Provided entries:

--------------------

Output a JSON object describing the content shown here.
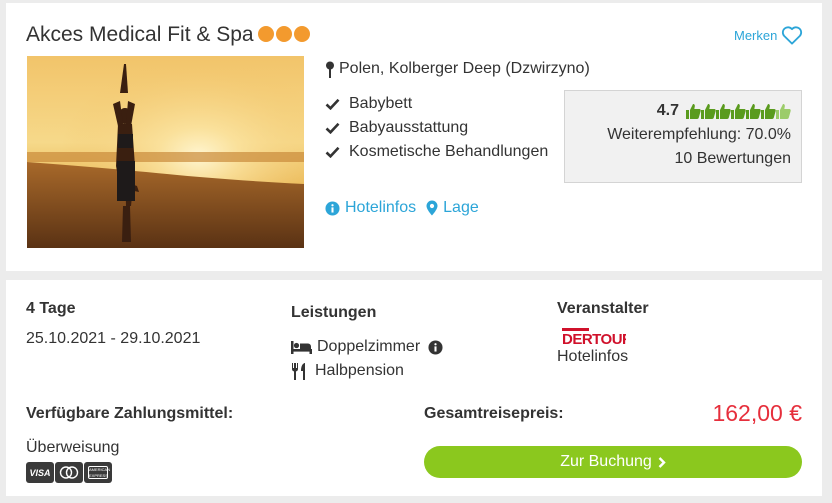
{
  "hotel": {
    "name": "Akces Medical Fit & Spa",
    "star_count": 3,
    "star_color": "#f39a2e",
    "location": "Polen, Kolberger Deep (Dzwirzyno)",
    "features": [
      "Babybett",
      "Babyausstattung",
      "Kosmetische Behandlungen"
    ]
  },
  "actions": {
    "merken_label": "Merken",
    "hotelinfos_link": "Hotelinfos",
    "lage_link": "Lage"
  },
  "rating": {
    "score": "4.7",
    "thumbs_full": 6,
    "thumbs_total": 7,
    "recommendation": "Weiterempfehlung: 70.0%",
    "reviews": "10 Bewertungen",
    "thumb_color": "#5a9b1e",
    "thumb_light_color": "#9ccc6a"
  },
  "offer": {
    "duration": "4 Tage",
    "dates": "25.10.2021 - 29.10.2021",
    "services_heading": "Leistungen",
    "room": "Doppelzimmer",
    "board": "Halbpension",
    "operator_heading": "Veranstalter",
    "operator_logo_text": "DERTOUR",
    "operator_link": "Hotelinfos",
    "payment_heading": "Verfügbare Zahlungsmittel:",
    "payment_method": "Überweisung",
    "payment_cards": [
      "VISA",
      "mastercard",
      "american express"
    ],
    "total_label": "Gesamtreisepreis:",
    "total_price": "162,00 €",
    "book_button": "Zur Buchung"
  },
  "colors": {
    "accent_blue": "#2ca5d8",
    "price_red": "#e62f3c",
    "book_green": "#8bc81e"
  }
}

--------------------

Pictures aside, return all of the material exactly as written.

Output:
Output a JSON object describing the content shown here.
{
  "hotel": {
    "name": "Akces Medical Fit & Spa",
    "star_count": 3,
    "star_color": "#f39a2e",
    "location": "Polen, Kolberger Deep (Dzwirzyno)",
    "features": [
      "Babybett",
      "Babyausstattung",
      "Kosmetische Behandlungen"
    ]
  },
  "actions": {
    "merken_label": "Merken",
    "hotelinfos_link": "Hotelinfos",
    "lage_link": "Lage"
  },
  "rating": {
    "score": "4.7",
    "thumbs_full": 6,
    "thumbs_total": 7,
    "recommendation": "Weiterempfehlung: 70.0%",
    "reviews": "10 Bewertungen",
    "thumb_color": "#5a9b1e",
    "thumb_light_color": "#9ccc6a"
  },
  "offer": {
    "duration": "4 Tage",
    "dates": "25.10.2021 - 29.10.2021",
    "services_heading": "Leistungen",
    "room": "Doppelzimmer",
    "board": "Halbpension",
    "operator_heading": "Veranstalter",
    "operator_logo_text": "DERTOUR",
    "operator_link": "Hotelinfos",
    "payment_heading": "Verfügbare Zahlungsmittel:",
    "payment_method": "Überweisung",
    "payment_cards": [
      "VISA",
      "mastercard",
      "american express"
    ],
    "total_label": "Gesamtreisepreis:",
    "total_price": "162,00 €",
    "book_button": "Zur Buchung"
  },
  "colors": {
    "accent_blue": "#2ca5d8",
    "price_red": "#e62f3c",
    "book_green": "#8bc81e"
  }
}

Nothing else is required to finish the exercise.